    Light Needs:
    Full sun
    Watering Needs:
    Water regularly - weekly, or more often in extreme heat.
    Average Landscape Size:
    Slow growing; reaches 10 to 12 ft. tall, 6 ft. wide.
    Key Feature:
    Year-Round Interest
    Conifer; prized for foliage and showy cones.
  • Detail
    Botanical Pronunciation:PY-nus SIM-bruh
    Plant type:Conifer
    Sunset climate zones:1 - 7, 10
    Growth habit:Columnar, Compact
    Growth rate:Slow
    Average landscape size:Slow growing; reaches 10 to 12 ft. tall, 6 ft. wide.
    Foliage color:Green
    Blooms:Conifer; prized for foliage and showy cones.
    Garden styleAsian/Zen, Contemporary
    Design IdeasA beautiful formal pine for evergreen conifer gardens designed for winter beauty. Excellent choice for smaller spaces between overly-close buildings. Sized for planting areas around front lawns of city or suburban homes. Excellent specimen for Christmas outdoor lighting. Makes a good foundation plant to soften rigid building edges or corners where fences connect. Super focal point used against darker backgrounds for close or long range view. Integrate into shrub border for more variety of form in every season.
    Companion PlantsJapanese Maple (Acer); Rhododendron (Rhododendron); Lily of the Valley Shrub (Pieris); Winter Daphne (Daphne); Astilbe (Astilbe)
  • Care
    Care Information
    Provide enriched, slightly acidic, loamy, well-drained soil. Water deeply and regularly during the first growing season to establish an extensive root system; once established, reduce frequency. Feed with a general purpose fertilizer before new growth begins in spring. Prune only to remove old, damaged or dead branches.Pruning time: spring.
    Light Needs:
    Light needs: Full Sun
    Full sun
    Watering Needs:
    Water needs: Moderate
    Water regularly - weekly, or more often in extreme heat.
  • History & Lore
    The genus Pinus contains over 100 species varying considerably in size and habit from around the world. It is dominant in the Swiss Alps where this parent species is native, with its species cembra from the Italian common name for these trees. It was introduced into cultivation around 1746 and has proven successful in Canada since introduction there in 1875. This new form was developed by Theodore Klein of Klein's Nursery in Crestwood, Kentucky and introduced around 2000..

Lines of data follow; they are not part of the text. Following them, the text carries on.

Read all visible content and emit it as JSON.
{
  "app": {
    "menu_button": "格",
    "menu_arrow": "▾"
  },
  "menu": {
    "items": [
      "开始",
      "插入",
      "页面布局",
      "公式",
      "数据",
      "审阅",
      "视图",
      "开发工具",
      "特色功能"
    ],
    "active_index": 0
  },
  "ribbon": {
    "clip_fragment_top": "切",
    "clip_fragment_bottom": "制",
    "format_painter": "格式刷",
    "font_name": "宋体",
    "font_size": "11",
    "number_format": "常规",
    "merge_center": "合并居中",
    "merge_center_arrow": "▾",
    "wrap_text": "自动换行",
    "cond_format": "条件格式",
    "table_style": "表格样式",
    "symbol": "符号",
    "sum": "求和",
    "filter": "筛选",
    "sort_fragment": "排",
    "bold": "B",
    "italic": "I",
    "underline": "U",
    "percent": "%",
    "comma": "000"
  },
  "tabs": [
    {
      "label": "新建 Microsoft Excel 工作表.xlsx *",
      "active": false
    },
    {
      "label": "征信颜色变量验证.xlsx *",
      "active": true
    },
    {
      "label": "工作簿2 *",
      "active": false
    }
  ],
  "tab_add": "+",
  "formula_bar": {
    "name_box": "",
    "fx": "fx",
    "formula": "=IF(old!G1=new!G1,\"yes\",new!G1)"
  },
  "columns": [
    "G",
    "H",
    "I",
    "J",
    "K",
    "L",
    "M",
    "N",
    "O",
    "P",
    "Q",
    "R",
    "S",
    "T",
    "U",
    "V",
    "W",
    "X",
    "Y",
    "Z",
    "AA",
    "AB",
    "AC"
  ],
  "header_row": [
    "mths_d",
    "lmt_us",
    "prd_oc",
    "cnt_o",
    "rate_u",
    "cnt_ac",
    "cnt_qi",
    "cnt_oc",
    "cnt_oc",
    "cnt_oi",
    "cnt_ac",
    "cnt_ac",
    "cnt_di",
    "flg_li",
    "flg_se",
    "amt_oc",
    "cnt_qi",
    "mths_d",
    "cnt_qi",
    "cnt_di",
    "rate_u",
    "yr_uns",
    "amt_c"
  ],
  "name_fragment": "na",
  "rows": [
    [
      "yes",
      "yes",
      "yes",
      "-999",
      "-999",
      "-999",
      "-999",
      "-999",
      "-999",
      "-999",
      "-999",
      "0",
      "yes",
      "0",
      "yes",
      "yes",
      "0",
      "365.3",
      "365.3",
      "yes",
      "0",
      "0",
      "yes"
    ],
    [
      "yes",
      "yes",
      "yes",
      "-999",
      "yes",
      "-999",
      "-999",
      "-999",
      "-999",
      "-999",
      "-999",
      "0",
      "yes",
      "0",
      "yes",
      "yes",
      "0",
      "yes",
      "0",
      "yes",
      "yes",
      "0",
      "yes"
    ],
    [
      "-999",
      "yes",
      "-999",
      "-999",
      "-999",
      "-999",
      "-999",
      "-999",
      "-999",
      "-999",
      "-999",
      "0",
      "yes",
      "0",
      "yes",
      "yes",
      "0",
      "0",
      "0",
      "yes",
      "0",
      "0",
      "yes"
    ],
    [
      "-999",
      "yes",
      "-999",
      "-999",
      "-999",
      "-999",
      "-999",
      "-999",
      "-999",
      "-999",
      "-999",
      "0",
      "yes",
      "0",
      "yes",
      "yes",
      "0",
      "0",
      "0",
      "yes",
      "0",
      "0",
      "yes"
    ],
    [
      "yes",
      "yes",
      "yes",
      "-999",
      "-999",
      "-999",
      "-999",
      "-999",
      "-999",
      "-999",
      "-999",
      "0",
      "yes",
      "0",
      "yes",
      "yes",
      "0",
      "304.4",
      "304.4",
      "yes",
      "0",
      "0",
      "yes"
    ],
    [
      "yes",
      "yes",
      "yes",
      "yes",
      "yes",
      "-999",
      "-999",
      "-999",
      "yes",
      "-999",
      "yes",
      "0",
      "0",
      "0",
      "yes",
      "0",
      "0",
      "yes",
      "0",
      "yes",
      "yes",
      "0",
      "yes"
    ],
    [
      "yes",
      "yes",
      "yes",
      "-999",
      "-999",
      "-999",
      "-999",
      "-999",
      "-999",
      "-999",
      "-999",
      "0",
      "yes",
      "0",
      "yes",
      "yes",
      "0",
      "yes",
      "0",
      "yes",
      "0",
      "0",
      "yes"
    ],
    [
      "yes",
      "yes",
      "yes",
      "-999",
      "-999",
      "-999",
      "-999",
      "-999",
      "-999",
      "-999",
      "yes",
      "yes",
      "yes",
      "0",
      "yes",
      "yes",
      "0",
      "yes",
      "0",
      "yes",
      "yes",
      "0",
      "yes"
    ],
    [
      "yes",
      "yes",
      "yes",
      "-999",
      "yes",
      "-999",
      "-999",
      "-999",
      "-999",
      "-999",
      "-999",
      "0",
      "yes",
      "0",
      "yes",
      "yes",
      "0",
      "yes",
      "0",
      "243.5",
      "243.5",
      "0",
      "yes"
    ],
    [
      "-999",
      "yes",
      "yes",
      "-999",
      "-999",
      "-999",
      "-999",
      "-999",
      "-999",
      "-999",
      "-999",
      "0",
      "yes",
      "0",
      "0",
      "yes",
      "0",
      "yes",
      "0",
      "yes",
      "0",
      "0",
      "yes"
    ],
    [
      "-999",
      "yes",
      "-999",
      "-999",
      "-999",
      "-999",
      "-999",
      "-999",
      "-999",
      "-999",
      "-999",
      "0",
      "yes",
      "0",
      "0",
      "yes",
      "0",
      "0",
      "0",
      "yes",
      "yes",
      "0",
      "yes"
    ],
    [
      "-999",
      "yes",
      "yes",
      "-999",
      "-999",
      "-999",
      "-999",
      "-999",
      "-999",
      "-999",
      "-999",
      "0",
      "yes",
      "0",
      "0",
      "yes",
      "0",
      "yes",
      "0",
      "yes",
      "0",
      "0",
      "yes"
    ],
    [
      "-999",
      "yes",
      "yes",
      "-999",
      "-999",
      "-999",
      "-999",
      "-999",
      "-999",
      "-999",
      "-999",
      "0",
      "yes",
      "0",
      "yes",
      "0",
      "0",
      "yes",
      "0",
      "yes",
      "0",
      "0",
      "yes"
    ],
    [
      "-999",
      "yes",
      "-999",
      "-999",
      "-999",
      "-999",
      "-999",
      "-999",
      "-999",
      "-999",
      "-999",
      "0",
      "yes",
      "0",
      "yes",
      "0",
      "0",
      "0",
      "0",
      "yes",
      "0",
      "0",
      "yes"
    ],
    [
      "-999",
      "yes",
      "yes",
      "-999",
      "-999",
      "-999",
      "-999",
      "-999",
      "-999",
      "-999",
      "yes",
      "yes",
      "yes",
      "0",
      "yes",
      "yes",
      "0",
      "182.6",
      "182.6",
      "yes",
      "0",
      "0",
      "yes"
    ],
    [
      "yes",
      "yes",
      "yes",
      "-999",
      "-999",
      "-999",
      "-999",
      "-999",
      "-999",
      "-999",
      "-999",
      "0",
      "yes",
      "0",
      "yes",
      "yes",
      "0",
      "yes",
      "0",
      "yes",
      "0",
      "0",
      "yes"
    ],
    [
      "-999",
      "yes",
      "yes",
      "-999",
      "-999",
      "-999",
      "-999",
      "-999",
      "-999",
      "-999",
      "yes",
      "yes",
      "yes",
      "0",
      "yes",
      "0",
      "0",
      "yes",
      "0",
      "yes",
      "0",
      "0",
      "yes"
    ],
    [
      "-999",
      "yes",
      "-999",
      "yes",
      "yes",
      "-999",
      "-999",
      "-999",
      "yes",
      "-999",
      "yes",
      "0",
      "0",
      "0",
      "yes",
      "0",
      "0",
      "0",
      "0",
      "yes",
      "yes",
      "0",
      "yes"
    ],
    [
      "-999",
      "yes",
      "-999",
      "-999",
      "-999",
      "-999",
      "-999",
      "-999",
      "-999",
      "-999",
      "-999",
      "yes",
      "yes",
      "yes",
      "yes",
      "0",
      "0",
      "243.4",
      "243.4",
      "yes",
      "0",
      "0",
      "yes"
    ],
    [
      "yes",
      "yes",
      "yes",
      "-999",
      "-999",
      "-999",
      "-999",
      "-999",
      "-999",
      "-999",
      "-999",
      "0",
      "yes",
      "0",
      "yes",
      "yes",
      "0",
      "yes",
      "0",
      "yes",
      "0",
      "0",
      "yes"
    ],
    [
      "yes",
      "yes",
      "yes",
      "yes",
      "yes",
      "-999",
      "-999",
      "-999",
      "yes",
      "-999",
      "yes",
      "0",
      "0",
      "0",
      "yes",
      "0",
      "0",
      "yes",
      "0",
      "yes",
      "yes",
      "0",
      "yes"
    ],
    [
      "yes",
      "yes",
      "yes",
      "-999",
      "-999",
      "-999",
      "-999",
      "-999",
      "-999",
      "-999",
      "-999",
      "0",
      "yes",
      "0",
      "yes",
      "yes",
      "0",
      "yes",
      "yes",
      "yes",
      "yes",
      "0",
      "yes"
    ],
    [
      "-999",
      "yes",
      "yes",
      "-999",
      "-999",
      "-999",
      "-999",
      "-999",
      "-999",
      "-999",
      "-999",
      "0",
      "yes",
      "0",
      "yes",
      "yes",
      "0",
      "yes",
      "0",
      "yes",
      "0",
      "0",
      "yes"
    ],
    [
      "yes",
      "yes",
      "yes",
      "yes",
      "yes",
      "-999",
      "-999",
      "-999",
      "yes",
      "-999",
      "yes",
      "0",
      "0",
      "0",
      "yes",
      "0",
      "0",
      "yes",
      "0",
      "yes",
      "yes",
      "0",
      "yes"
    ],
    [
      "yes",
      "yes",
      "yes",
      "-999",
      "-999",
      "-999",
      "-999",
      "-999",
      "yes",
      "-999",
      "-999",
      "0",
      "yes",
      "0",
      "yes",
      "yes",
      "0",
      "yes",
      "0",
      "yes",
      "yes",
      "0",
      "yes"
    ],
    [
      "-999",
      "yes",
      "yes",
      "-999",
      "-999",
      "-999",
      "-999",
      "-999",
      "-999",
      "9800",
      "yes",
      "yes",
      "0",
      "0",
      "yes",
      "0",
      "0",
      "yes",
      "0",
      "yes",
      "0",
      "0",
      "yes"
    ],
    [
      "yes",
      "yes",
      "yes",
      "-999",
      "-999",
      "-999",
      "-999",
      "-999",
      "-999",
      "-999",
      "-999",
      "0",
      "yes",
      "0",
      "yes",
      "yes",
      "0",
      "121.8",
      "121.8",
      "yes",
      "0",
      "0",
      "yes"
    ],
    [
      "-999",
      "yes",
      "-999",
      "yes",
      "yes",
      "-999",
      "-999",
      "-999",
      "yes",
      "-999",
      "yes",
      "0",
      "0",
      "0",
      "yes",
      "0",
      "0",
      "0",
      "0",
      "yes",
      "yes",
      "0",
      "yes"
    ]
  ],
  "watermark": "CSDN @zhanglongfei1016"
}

    Pine trees are among the most widely harvested timber species in the world, used for construction, furniture making and hundreds of other commercial applications. The pitch of these trees is also a source of pine tar and turpentine used less commonly today than it was in the 19th century.